### DATA TO PROCESS
____________
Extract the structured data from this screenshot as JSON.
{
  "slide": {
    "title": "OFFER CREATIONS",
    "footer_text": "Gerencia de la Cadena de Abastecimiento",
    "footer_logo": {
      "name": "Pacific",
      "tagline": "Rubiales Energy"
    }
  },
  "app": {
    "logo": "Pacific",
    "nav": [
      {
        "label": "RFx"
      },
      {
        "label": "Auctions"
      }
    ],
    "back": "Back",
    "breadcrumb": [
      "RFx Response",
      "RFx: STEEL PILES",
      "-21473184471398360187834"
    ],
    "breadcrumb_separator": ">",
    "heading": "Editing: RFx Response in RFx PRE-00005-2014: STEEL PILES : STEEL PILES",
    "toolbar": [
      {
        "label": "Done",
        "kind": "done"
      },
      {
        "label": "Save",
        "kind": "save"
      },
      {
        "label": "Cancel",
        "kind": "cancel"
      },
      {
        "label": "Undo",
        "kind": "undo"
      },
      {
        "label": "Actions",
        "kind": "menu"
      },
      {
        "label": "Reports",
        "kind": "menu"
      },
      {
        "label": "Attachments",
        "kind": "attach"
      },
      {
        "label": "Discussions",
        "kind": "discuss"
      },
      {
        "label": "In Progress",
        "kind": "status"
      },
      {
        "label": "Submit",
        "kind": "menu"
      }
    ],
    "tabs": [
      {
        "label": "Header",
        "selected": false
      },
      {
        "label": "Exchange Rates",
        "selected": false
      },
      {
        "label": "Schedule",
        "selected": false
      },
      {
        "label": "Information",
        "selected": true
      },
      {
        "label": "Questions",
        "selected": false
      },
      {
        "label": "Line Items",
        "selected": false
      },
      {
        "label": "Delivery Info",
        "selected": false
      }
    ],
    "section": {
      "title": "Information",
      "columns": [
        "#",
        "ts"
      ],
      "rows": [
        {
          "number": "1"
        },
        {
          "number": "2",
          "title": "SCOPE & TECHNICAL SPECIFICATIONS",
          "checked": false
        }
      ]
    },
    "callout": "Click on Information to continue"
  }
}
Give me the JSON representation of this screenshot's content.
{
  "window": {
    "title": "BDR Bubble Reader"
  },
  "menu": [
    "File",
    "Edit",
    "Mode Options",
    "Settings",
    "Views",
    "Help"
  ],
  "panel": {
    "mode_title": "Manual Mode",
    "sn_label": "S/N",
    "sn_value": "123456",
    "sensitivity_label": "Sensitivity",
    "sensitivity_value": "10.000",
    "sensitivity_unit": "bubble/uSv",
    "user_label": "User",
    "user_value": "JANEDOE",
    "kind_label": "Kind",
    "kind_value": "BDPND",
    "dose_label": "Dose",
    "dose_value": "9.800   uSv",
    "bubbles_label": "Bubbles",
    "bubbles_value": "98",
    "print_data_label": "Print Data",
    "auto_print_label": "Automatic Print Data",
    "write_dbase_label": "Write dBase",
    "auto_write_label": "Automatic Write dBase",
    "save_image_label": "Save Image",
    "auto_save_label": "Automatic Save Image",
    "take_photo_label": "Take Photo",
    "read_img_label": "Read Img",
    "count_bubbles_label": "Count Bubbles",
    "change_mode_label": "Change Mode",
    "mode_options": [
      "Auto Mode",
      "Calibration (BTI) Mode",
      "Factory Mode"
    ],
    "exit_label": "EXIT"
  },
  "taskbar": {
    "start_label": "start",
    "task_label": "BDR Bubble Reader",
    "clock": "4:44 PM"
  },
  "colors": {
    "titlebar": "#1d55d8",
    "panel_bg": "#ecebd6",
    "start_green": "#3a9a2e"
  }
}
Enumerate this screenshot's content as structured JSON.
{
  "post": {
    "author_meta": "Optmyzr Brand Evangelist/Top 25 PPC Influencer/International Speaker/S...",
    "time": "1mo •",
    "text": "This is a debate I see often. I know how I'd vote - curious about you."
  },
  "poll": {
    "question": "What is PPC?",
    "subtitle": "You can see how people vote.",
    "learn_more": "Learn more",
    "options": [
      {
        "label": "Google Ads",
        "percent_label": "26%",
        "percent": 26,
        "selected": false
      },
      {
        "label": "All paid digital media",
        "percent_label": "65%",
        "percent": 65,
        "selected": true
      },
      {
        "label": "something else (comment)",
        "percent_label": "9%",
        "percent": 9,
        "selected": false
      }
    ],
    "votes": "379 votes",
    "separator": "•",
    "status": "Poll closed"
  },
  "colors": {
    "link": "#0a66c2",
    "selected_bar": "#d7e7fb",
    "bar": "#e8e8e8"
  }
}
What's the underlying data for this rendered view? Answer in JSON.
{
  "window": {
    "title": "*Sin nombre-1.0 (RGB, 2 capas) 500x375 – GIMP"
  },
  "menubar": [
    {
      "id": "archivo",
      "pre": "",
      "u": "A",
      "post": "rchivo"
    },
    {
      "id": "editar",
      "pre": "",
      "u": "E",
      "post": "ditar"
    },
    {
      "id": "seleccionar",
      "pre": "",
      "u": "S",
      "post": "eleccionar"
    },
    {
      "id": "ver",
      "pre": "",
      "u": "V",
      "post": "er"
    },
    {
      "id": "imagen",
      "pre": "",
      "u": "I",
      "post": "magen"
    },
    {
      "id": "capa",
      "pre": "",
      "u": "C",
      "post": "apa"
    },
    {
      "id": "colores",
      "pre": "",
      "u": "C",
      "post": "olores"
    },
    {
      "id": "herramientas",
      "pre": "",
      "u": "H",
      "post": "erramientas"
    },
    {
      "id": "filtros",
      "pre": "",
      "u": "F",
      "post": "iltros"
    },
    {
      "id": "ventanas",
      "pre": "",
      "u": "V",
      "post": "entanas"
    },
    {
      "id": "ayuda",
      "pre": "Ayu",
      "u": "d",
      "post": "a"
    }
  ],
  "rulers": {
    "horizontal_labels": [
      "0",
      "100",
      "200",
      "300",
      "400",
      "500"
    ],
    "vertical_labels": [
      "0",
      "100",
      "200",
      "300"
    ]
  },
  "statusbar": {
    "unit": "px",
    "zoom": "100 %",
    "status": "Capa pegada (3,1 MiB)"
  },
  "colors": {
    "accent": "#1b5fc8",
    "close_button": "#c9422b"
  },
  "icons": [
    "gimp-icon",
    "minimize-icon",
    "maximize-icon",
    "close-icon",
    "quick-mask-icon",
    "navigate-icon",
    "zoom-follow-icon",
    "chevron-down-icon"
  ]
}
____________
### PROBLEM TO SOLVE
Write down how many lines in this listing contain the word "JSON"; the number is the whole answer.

### SOLUTION FOR THIS TASK
4